Were you doing the PPS MDSs? Those can be stressful (I did them for a couple of years in TX). How about infection control, or weekend supervisor in a LTC? Do you have short term disability? I'm not a big advocate of disability, but with all you've had going on, along with the seizures, it makes sense to take some time to get your own grief and emotions straightened out so you can function better.
Fear in itself isn't bad- it's a warning.....but when it's got you all tangled up, it's time for some help
- 0Oct 15, '11 by lostRN101Hi, and wow, that's food for thought. I actually started my diary in 2004 and have written in it until I felt better, then left it, then came back to it over the years. There are months in between and a year or so in between from 2004 until now. I know something is wrong with me but how do I get someone (a doctor) to listen. I've applied for disability before but they denied me saying there was some kind of job I could do. Now, to be honest, when I take long breaks from work, I can come back and function for a while. But it always comes back. I have sharp pains on the left side of my head a lot. And this year has been awful between my mom passing then my sister. I feel like I use to be a very strong person and could cope with anything but I think I have pushed myself way too hard all these years without seeking help for what's been really going on. I haven't told anybody but I've been feeling what I call "ghosts" of auras. I push through them and they go away. But these "panic attacks" cripple me. I feel so incapable of being a nurse. My short term memory freezes up and I basically run on automatic pilot. (no guarantee that what I'm doing is right) Now, I've quit my job and have an interview for hospice nursing. I'm writing a book and planning to buy a house and get married. I'm scared though. It feels great to get away from my last job but what if I crash and burn again? What if I'm running out of chances and something really bad happens? Ativan doesn't last forever and I can't in good conscience continue to care for others if I am a danger to them. I know, I need to tell my neurologist. I've had eeg's before and MRI's and they all show nothing. That's the really weird part. I have no scars and I've had some really nasty seizures (from what I've been told). Any other suggestions you may have for me?
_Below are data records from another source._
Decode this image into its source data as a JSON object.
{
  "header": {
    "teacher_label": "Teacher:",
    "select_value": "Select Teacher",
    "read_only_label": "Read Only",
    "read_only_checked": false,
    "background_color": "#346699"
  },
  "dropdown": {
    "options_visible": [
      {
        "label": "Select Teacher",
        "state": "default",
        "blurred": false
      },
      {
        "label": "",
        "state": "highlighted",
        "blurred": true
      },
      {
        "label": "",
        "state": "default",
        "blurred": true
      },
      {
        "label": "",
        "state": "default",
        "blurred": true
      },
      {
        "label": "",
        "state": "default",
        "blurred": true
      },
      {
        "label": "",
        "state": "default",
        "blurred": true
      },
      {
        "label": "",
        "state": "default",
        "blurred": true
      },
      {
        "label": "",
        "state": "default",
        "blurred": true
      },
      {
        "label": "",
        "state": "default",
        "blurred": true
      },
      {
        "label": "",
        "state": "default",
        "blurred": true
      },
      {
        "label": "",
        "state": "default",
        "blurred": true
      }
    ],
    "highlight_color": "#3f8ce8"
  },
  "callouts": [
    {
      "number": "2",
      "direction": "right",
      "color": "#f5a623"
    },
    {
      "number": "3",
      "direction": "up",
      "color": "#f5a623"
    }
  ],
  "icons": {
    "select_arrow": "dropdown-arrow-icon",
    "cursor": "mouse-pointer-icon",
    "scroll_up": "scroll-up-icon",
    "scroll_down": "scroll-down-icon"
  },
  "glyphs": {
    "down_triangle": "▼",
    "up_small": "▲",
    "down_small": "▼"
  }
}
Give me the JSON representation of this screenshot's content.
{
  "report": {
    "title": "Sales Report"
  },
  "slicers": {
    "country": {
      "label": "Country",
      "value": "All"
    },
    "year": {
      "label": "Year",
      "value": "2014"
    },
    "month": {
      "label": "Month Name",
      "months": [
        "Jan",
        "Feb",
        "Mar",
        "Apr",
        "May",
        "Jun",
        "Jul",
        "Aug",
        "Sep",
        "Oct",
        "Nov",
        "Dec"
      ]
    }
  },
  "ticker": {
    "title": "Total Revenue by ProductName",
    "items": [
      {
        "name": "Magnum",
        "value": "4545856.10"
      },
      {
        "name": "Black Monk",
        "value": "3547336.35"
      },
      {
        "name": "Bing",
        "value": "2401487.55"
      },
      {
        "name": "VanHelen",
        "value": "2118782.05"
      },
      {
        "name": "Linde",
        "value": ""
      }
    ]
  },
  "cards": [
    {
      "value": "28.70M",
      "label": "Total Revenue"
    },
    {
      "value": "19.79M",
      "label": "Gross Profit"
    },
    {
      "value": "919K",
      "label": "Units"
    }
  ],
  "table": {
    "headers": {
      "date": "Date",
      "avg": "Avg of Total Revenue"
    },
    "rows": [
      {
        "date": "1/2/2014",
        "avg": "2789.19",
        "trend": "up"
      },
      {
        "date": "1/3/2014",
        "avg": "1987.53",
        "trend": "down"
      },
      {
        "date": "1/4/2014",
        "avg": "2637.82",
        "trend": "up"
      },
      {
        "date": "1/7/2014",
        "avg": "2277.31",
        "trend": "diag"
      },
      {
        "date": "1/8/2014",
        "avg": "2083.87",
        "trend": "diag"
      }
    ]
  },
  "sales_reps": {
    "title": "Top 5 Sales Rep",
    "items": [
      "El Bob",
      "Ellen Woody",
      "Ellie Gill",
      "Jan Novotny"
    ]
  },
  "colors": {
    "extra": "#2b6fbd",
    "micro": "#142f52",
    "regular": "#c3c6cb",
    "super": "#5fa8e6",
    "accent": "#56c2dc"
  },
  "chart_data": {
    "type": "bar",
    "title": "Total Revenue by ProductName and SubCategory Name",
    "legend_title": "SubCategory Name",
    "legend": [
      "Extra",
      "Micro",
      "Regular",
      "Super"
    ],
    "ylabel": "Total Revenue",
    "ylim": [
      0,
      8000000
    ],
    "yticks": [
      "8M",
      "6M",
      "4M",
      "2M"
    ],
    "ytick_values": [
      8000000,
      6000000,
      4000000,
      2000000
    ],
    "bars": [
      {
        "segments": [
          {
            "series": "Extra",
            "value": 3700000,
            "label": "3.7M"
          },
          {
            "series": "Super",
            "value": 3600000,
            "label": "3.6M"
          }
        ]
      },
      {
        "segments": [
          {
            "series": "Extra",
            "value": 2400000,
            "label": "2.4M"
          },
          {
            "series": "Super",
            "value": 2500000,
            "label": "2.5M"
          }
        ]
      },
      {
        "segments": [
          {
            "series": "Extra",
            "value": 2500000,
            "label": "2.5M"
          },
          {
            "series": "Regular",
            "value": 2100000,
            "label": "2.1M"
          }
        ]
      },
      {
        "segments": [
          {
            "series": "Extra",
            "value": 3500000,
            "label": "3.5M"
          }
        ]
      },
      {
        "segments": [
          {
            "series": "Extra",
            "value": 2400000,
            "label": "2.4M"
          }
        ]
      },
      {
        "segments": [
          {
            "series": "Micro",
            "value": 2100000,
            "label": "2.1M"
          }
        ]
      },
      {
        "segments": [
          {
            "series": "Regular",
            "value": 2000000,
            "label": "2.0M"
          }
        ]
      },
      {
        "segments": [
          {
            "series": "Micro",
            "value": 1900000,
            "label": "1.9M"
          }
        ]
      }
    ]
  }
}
- 0Oct 21, '11 by Rob72Quote from lostRN101Some observations, and a question or two. What you seem to be describing is a cycle of intensive loading, a period of success, then a burn-out, is that correct?Now, I've quit my job and have an interview for hospice nursing. I'm writing a book and planning to buy a house and get married. I'm scared though. It feels great to get away from my last job but what if I crash and burn again? What if I'm running out of chances and something really bad happens? Ativan doesn't last forever and I can't in good conscience continue to care for others if I am a danger to them. I know, I need to tell my neurologist. I've had eeg's before and MRI's and they all show nothing. That's the really weird part. I have no scars and I've had some really nasty seizures (from what I've been told). Any other suggestions you may have for me?
Currently, you are writing a book, looking for a job, planning a wedding, buying a house, in addition to dealing with the loss in the recent past. Its tough to ask, since you're in the middle of it already, but is it necessary to puruse it all at once?
Again, I don't know you, or the circumstances, aside from your brief description, but this almost seems compensatory. (i.e., "I failed, so now I need to make up for lost time...!!")
Seizure activity relates and responds to the darndest things. Not saying that lightly, but it is true. If your neurologist has an active interest in helping you manage your seizures, I would suggest having him/her work with you on the anxiety as well. You could (conceivably) be having some type of rebound effect, as the ativan wears off.
This is a good place to look around, FWIW.
Edit: Yeah, I'm a research bum, so I will tout it. Like most fields of nursing, tho', it can be good work and "positively" challenging- or a nightmare. If you look into the field, feel free to pm me.